Eighty-four cases of measles have been confirmed in the Waikato and one case in Taranaki.

Waikato DHB Medical Officer of Health Dr Anita Bell, said information has been circulated to all schools, early childhood centres and general practices.

"It's important that with the spread outside of the Fraser High School community, that people make themselves aware of the signs and symptoms of measles and to check their child's immunity status."

Kat Gamble's 5-year-old son Tiyrhin had a mouth swab and will have a blood test to confirm if he has measles.

"At first I thought it was hayfever because the first thing he complained about was sore eyes ... then I realised he had a temp, checked and it was 39.6. He then said his neck was sore."

The mother-of-four took her son to hospital, hoping he would be diagnosed with something like conjunctivitis.

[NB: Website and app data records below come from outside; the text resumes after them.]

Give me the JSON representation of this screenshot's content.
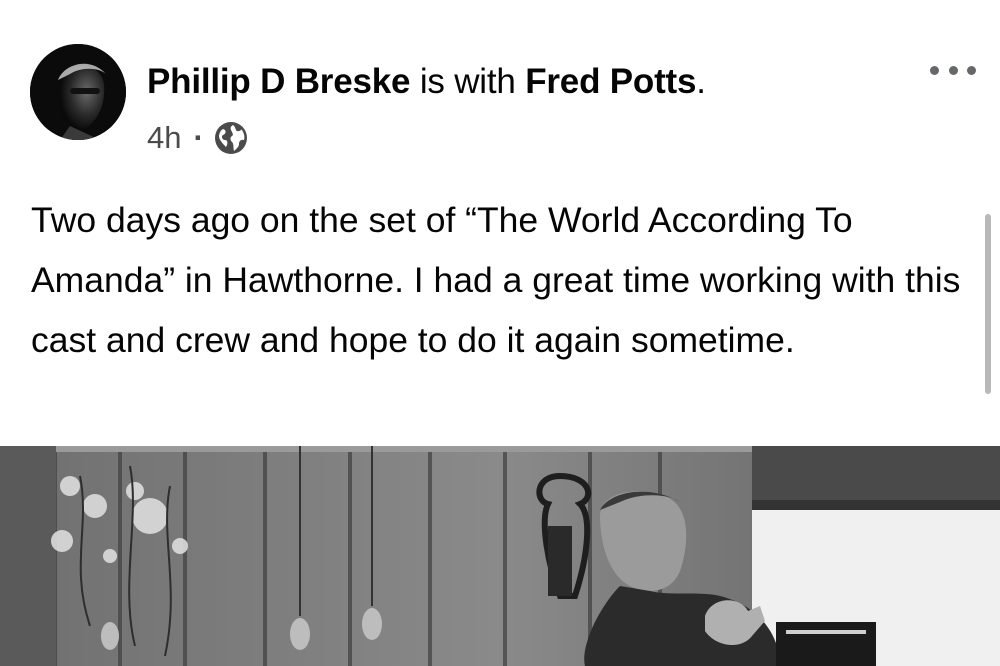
{
  "post": {
    "author": "Phillip D Breske",
    "with_text": "is with",
    "tagged": "Fred Potts",
    "end_punct": ".",
    "time": "4h",
    "separator": "·",
    "audience_icon": "globe-icon",
    "more_icon": "more-horizontal-icon",
    "text": "Two days ago on the set of “The World According To Amanda” in Hawthorne. I had a great time working with this cast and crew and hope to do it again sometime."
  },
  "colors": {
    "text": "#050505",
    "secondary": "#4b4b4b",
    "icon": "#65676b"
  }
}
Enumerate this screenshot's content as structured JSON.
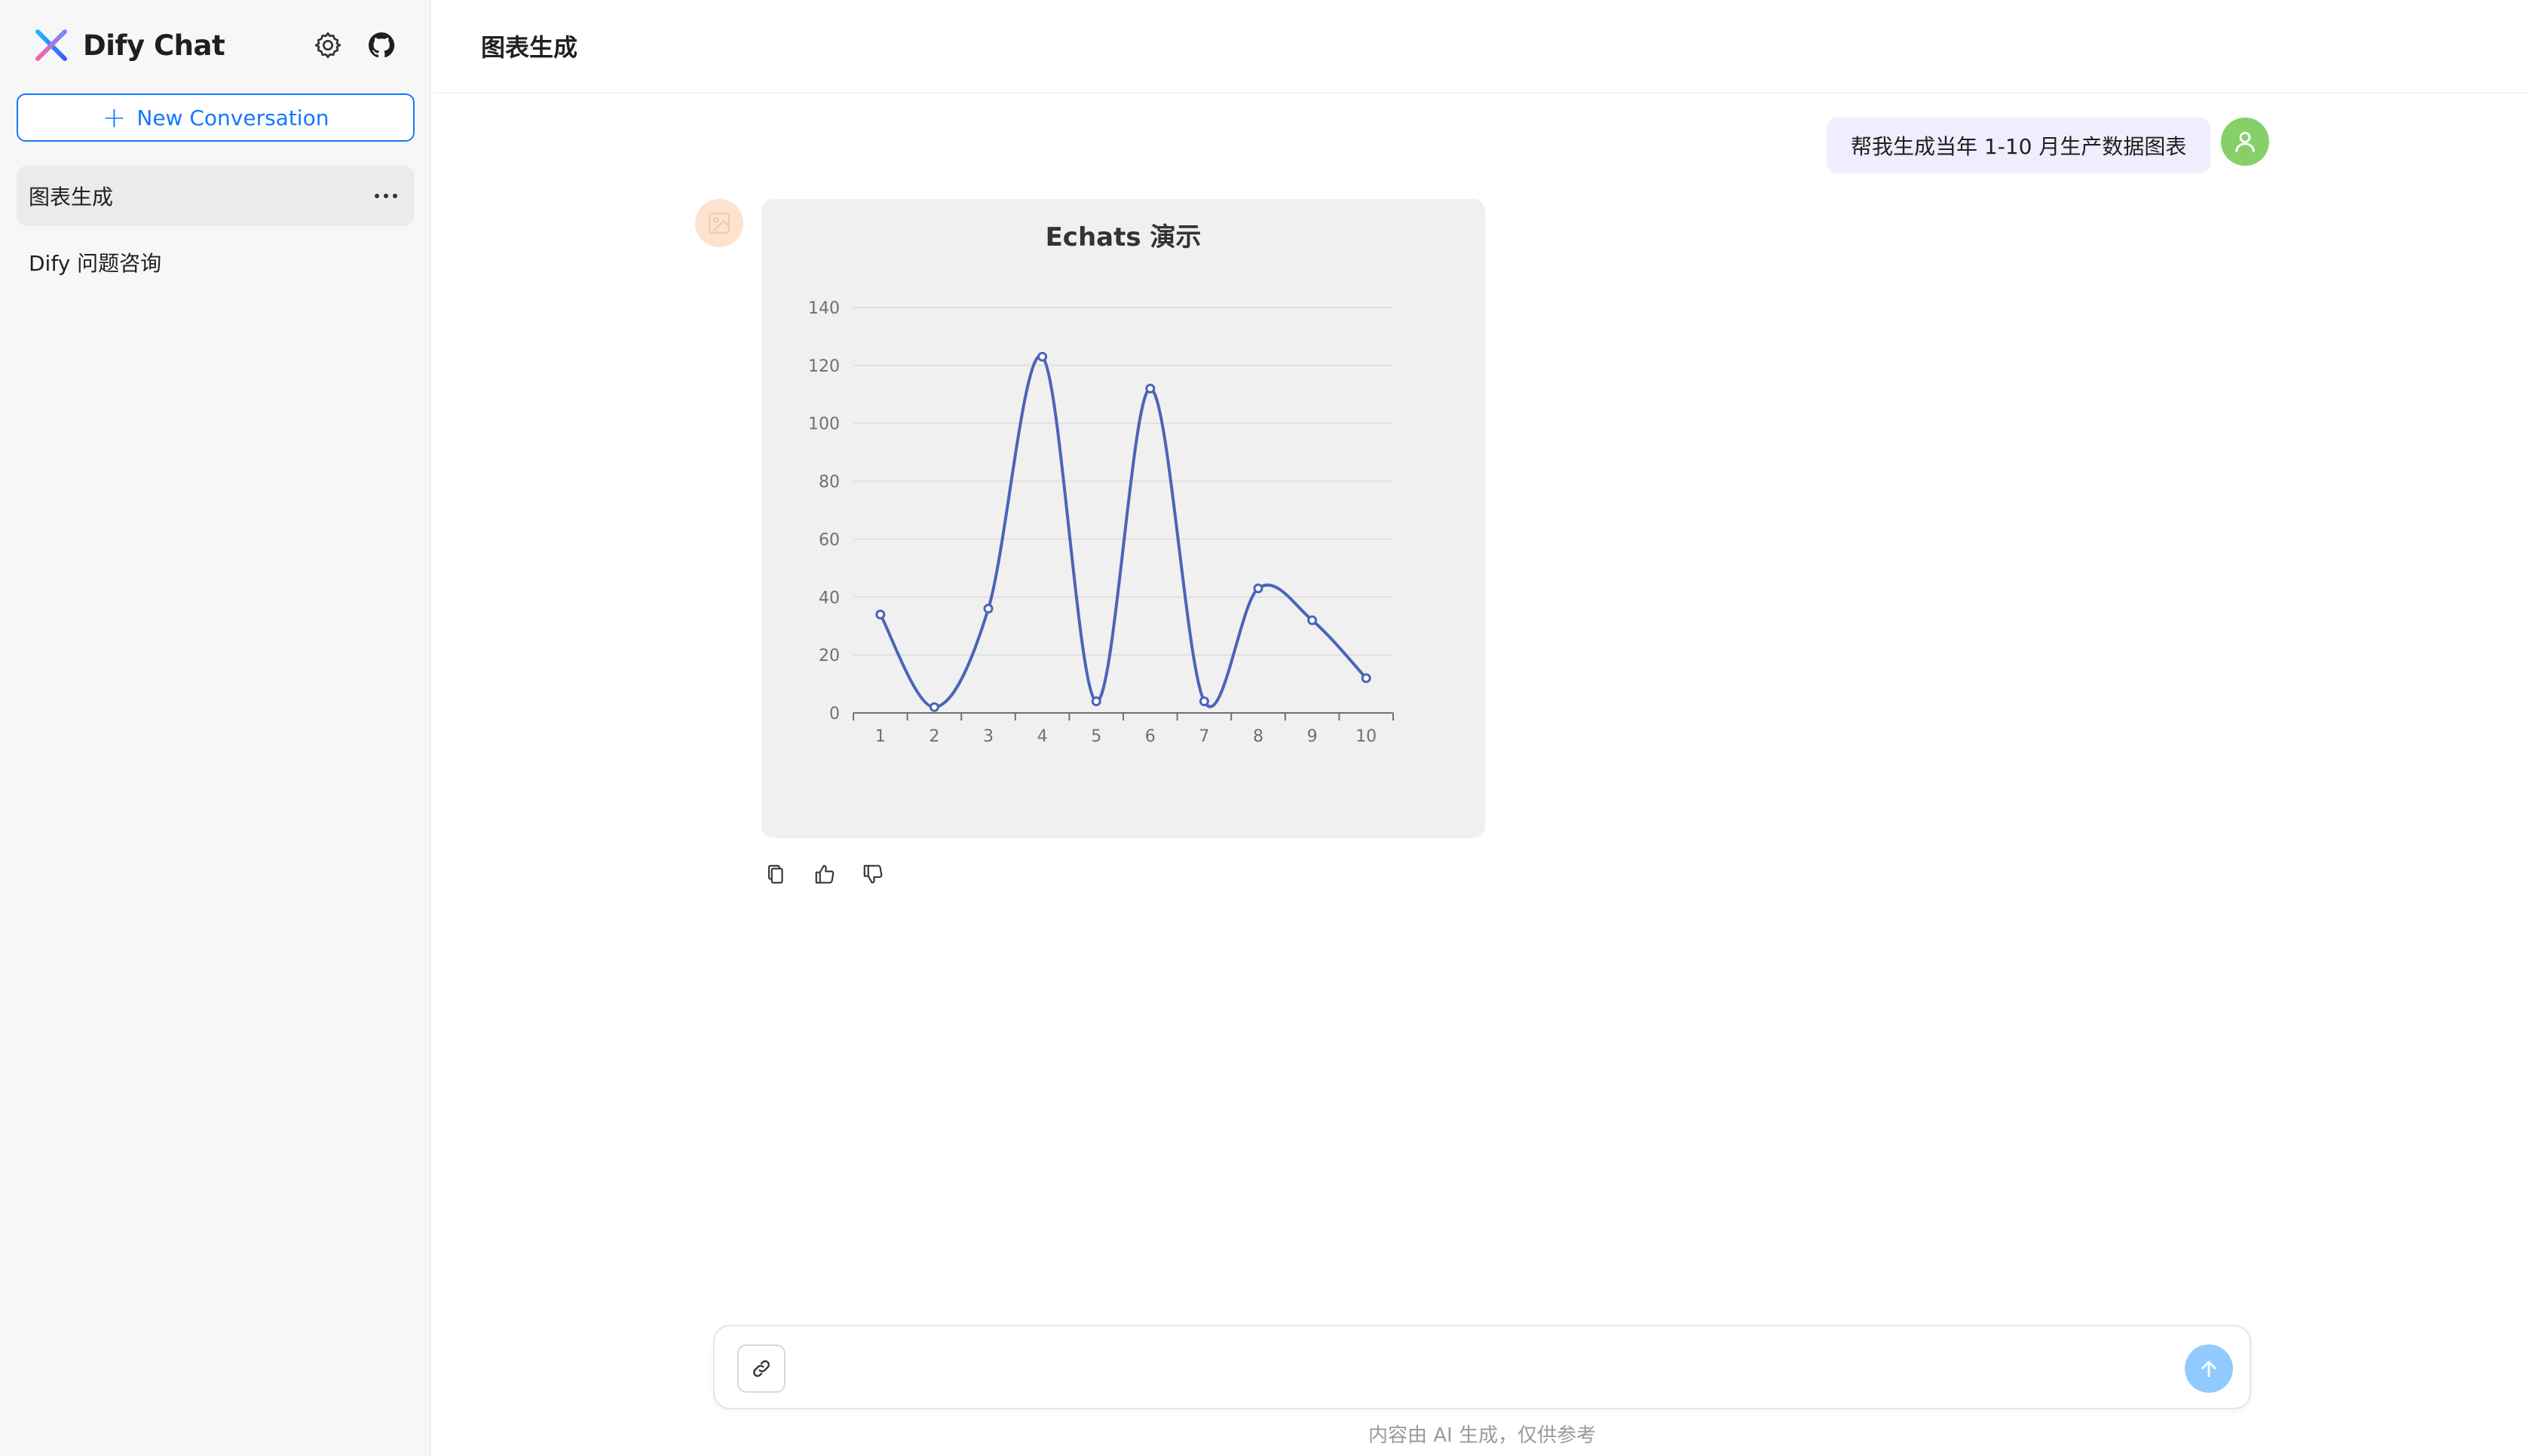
{
  "sidebar": {
    "brand_name": "Dify Chat",
    "new_conversation_label": "New Conversation",
    "conversations": [
      {
        "label": "图表生成",
        "active": true
      },
      {
        "label": "Dify 问题咨询",
        "active": false
      }
    ]
  },
  "header": {
    "title": "图表生成"
  },
  "messages": {
    "user_text": "帮我生成当年 1-10 月生产数据图表"
  },
  "composer": {
    "placeholder": "",
    "disclaimer": "内容由 AI 生成，仅供参考"
  },
  "icons": {
    "logo": "dify-logo-icon",
    "settings": "gear-icon",
    "github": "github-icon",
    "more": "more-dots-icon",
    "user_avatar": "user-icon",
    "bot_avatar": "image-icon",
    "copy": "copy-icon",
    "like": "thumbs-up-icon",
    "dislike": "thumbs-down-icon",
    "attach": "link-icon",
    "send": "arrow-up-icon"
  },
  "colors": {
    "accent": "#1677ff",
    "line": "#4b64b8",
    "user_avatar_bg": "#87d068",
    "bot_avatar_bg": "#fde3cf",
    "send_bg": "#91caff"
  },
  "chart_data": {
    "type": "line",
    "title": "Echats 演示",
    "categories": [
      "1",
      "2",
      "3",
      "4",
      "5",
      "6",
      "7",
      "8",
      "9",
      "10"
    ],
    "values": [
      34,
      2,
      36,
      123,
      4,
      112,
      4,
      43,
      32,
      12
    ],
    "ylim": [
      0,
      140
    ],
    "yticks": [
      0,
      20,
      40,
      60,
      80,
      100,
      120,
      140
    ],
    "smooth": true,
    "grid": true,
    "xlabel": "",
    "ylabel": ""
  }
}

"[The triage nurse] checked his temp and blood pressure then he got rushed to a room, temp was 40.3 and climbing. Tiy's been immunised, so it would be very unlucky if he does have it."

Of the 84 cases, only four have been immunised with two documented doses of the measles, mumps and Rubella (MMR) vaccine and four cases have received one documented dose of MMR.

Managing director of Te Kohao Health in Hamilton, Tureiti Omoxon, said there has been a large increase of parents wanting to immunise their children. "We get referrals from practitioners and our nurses immunise children in their homes."

Five Waikato schools have confirmed cases. The spread is largely associated with Fraser High School but Frankton Primary School, Nga Taiatea Wharekura, Raglan Area School and Hamilton Boys High School all have confirmed cases.

"While one in 10 on average requires hospitalisation, admission rates in this outbreak have been higher," said Bell.

Since December 2013, there have been more than 200 confirmed measles cases.

In the past five years the worst outbreak of measles was in 2011 when 560 cases were notified and around 80 of those were hospitalised.

Anyone displaying symptoms of measles should immediately telephone their doctor or Healthline on 0800 611 116 for advice.

Ad Feedback

- Sunday Star Times

Special offers
Opinion poll

Should fluoride in water be the responsibility of central government?

Yes

No

Vote Result

Featured Promotions

Sponsored Content